New Delhi, May 29 : Amid tussle for the top slot in the IMF, Prime Minister Manmohan Singh has hoped that a consensus would emerge which is generally acceptable.
Singh noted that the struggle for an “equitable” world order will take long as rich nations do not want to give up power easily.
“... those who exercise power, do not want to give up power easily,” he said on the possible candidates for the post of the International Monetary Fund (IMF) Managing Director, which fell vacant following resignation of disgraced Dominique Strauss-Kahn.
“The struggle for a better, balanced and more equitable world order, including the management of global institutions like the IMF, World Bank, (UN) Security Council is going to be a long haul, I am afraid,” he told reporters on Saturday night who accompanied him on his visit to Africa.
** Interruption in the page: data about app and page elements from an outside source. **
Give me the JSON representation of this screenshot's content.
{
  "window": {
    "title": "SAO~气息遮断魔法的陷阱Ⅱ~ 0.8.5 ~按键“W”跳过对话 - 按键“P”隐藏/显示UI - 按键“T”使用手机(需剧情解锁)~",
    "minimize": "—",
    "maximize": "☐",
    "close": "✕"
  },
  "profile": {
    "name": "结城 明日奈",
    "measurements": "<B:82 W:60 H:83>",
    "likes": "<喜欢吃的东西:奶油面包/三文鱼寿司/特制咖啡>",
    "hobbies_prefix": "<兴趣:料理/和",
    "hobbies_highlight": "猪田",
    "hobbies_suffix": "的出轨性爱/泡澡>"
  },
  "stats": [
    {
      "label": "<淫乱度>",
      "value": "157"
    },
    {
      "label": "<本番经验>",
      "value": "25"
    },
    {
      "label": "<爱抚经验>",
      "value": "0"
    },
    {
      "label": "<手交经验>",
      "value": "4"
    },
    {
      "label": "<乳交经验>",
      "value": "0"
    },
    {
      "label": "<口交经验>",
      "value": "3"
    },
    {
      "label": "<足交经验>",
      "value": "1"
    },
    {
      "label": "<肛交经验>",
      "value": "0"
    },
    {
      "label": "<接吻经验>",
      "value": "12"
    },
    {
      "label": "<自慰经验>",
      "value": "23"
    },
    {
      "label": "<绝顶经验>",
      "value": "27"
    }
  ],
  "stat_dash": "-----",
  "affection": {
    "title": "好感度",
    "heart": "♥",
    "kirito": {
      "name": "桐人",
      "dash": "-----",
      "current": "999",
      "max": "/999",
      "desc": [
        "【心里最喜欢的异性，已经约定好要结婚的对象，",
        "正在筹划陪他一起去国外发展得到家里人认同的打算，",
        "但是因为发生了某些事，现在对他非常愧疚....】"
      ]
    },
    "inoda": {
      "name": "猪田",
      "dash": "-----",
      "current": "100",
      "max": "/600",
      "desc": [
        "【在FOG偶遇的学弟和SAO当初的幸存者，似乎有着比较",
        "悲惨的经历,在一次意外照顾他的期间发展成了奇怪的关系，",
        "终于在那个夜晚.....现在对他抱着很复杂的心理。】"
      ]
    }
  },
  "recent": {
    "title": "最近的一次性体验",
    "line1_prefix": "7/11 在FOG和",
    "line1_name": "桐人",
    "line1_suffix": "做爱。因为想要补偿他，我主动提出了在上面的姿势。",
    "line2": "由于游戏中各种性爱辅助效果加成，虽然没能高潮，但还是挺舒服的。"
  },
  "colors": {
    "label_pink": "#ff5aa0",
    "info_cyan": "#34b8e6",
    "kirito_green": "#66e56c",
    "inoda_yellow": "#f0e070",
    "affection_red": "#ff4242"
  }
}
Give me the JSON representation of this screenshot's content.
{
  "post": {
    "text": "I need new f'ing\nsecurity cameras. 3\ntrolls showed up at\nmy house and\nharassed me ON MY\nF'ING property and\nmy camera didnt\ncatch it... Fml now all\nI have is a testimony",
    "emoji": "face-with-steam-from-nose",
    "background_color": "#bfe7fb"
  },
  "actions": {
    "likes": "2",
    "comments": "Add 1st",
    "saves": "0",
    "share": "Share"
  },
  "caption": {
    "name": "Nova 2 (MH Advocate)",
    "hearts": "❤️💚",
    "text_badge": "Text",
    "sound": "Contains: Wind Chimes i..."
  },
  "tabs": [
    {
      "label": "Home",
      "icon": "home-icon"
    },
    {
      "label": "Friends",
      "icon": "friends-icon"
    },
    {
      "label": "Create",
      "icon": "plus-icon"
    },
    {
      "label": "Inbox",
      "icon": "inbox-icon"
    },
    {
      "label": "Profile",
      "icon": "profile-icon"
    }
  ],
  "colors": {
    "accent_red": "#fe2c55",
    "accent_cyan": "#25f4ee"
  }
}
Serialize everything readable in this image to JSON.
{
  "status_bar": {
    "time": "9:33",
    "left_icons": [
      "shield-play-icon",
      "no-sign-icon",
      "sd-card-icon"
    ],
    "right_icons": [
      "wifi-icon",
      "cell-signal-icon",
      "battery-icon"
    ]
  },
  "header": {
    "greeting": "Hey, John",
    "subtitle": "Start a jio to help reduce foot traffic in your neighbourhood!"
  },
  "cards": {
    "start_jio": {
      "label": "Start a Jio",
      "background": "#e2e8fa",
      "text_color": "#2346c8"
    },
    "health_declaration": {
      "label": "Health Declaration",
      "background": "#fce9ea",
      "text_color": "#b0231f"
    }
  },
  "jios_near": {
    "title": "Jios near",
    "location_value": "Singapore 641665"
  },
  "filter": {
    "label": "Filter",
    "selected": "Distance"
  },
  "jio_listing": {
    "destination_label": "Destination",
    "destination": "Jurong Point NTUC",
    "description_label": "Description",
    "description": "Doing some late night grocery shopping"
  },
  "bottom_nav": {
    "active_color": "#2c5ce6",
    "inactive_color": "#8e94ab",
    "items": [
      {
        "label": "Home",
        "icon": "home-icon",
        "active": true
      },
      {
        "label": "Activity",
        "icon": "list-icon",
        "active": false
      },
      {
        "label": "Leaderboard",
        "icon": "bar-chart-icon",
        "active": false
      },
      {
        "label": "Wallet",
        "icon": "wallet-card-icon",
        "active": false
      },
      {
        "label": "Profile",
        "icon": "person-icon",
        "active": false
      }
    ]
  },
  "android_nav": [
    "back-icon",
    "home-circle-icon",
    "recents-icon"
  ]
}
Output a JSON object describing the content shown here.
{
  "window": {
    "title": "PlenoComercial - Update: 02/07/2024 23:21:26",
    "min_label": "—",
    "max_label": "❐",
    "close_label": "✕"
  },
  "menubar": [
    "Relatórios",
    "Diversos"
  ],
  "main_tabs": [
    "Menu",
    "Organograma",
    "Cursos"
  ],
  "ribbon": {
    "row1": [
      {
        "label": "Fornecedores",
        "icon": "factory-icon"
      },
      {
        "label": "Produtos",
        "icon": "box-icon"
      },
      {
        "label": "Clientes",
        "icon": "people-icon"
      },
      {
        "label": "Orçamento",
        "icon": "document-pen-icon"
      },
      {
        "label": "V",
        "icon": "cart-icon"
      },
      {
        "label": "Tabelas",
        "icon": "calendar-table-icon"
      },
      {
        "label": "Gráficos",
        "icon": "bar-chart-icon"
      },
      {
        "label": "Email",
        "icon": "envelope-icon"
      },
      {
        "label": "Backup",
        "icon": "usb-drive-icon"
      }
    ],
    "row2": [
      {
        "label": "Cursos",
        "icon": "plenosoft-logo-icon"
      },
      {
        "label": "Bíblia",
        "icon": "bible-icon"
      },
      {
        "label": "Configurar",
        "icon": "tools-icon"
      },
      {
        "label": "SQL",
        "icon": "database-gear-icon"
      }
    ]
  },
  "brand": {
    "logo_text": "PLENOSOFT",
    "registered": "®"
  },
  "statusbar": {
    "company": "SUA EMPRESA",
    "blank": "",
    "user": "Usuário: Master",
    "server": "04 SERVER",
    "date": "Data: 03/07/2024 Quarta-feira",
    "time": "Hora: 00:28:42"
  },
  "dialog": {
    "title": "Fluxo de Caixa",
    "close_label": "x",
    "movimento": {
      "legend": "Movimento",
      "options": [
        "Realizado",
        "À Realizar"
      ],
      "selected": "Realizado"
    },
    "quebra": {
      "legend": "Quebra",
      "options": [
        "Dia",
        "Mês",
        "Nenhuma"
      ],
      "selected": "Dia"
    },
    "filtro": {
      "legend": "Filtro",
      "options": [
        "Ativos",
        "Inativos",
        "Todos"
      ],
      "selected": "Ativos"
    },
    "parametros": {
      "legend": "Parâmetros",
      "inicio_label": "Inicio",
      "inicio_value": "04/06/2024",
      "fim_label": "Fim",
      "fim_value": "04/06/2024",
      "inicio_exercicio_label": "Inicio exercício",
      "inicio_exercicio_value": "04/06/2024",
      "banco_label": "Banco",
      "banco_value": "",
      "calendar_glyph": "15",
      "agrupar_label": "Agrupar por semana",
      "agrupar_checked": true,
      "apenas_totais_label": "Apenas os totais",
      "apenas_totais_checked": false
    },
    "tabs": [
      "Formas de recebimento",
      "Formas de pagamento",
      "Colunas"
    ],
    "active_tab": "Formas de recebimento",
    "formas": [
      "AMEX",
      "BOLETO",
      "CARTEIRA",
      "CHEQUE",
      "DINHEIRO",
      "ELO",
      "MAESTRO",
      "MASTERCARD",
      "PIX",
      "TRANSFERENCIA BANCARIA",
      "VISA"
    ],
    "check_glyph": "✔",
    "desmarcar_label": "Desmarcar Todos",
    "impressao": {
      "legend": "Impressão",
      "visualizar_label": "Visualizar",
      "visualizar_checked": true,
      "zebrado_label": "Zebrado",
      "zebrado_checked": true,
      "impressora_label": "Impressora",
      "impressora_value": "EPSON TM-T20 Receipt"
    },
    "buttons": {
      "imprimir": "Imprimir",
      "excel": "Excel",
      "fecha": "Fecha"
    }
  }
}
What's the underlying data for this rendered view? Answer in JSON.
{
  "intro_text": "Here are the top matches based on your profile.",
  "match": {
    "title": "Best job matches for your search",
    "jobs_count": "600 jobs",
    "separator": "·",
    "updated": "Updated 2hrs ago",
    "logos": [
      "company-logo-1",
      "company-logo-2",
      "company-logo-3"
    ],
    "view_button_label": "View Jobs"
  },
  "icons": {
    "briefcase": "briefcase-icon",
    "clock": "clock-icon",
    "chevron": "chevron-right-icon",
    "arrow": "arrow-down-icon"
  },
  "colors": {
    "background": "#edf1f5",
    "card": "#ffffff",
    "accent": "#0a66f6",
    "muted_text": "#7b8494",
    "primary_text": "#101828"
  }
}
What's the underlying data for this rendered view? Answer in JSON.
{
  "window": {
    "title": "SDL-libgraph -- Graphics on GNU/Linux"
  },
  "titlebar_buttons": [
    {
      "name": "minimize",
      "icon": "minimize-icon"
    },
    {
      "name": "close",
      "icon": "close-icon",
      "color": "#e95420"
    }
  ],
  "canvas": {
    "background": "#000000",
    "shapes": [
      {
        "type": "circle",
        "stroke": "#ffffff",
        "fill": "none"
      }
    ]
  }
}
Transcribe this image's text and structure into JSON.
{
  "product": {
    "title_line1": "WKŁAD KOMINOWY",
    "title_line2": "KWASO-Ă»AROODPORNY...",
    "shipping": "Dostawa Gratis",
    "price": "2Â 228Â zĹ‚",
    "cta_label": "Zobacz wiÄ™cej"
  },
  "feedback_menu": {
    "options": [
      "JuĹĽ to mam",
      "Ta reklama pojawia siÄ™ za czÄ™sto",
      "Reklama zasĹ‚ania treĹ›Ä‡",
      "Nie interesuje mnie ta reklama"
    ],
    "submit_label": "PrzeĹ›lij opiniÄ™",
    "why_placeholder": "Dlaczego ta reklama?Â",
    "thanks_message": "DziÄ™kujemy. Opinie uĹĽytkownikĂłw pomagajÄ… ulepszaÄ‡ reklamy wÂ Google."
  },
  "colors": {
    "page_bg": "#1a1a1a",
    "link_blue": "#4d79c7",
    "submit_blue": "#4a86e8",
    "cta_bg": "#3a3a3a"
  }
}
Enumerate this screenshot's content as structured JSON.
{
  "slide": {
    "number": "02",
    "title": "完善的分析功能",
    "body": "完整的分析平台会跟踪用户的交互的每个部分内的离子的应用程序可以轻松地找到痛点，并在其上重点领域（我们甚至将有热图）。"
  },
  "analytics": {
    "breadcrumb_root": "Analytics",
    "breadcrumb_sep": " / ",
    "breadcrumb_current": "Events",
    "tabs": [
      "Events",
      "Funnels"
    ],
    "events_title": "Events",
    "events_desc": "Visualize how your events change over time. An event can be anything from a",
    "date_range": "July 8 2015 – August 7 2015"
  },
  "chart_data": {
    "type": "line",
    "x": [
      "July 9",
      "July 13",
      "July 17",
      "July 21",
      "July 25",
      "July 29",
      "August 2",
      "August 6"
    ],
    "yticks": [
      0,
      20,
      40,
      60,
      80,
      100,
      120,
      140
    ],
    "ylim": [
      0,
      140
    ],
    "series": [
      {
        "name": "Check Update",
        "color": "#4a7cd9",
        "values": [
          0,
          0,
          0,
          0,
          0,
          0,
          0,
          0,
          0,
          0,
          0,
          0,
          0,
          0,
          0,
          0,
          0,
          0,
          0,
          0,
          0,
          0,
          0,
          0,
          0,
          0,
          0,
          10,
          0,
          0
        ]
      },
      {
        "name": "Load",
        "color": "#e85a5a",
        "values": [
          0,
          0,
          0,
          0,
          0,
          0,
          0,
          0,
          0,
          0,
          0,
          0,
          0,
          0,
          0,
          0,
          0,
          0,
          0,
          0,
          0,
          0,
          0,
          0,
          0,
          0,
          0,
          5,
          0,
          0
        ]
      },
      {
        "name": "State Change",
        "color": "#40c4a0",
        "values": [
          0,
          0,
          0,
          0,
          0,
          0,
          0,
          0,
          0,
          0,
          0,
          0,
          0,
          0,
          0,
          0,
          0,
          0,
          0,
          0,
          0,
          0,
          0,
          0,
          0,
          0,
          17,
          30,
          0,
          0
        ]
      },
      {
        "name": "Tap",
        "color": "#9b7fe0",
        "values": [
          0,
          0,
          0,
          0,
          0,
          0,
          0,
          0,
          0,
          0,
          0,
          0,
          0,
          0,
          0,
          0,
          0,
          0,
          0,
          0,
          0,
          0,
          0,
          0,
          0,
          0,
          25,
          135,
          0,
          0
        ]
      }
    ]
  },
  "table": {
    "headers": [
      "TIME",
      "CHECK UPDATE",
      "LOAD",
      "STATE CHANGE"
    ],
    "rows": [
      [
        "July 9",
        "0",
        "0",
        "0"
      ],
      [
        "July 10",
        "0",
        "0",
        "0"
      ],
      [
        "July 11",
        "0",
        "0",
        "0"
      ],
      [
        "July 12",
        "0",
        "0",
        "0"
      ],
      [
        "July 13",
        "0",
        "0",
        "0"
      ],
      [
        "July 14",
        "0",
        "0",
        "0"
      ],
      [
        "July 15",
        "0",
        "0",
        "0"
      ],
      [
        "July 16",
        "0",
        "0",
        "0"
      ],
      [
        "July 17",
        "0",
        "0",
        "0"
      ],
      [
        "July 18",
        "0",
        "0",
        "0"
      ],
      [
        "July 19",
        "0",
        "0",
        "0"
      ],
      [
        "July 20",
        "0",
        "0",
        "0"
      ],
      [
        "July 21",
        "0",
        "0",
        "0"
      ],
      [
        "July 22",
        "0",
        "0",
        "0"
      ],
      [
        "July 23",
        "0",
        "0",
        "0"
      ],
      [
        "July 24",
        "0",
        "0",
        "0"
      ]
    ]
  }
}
Hoping that a consensus would emerge, Singh said India is in touch with various countries.
However, there is a desire in Europe that an European should occupy the coveted position because very large proportion of IMF funds is in the continent which is dealing with the Euro zone tensions, Singh said.
The developing countries, including India, have been pressing for transparency in the selection of the new IMF chief, even as Europe has announced French Finance Minister Christine Lagarde as its candidate.
The BRICS (Brazil, Russia, India, China and South Africa) grouping has come out in the open to oppose the notion that the next IMF chief should be from Europe and argued that such a selection criteria undermines the legitimacy of the fund.
The Prime Minister said top positions in international financial institutions must not go to specific countries as a matter of right.
“We would like to remind the industrialised world that ...the best available talent in the world should be available to man these (global) institutions, that is our general position,” Singh said.
Conventionally, the chief of the IMF has always been an European, while the World Bank has always been headed by an American.
Since the US and European nations have over 50 per cent voting shares in the financial institution, it would be very difficult for any candidate outside these countries to reach the top IMF post.
French candidate Christine Lagarde, if appointed, would be the first woman to head the global emergency lender. PTI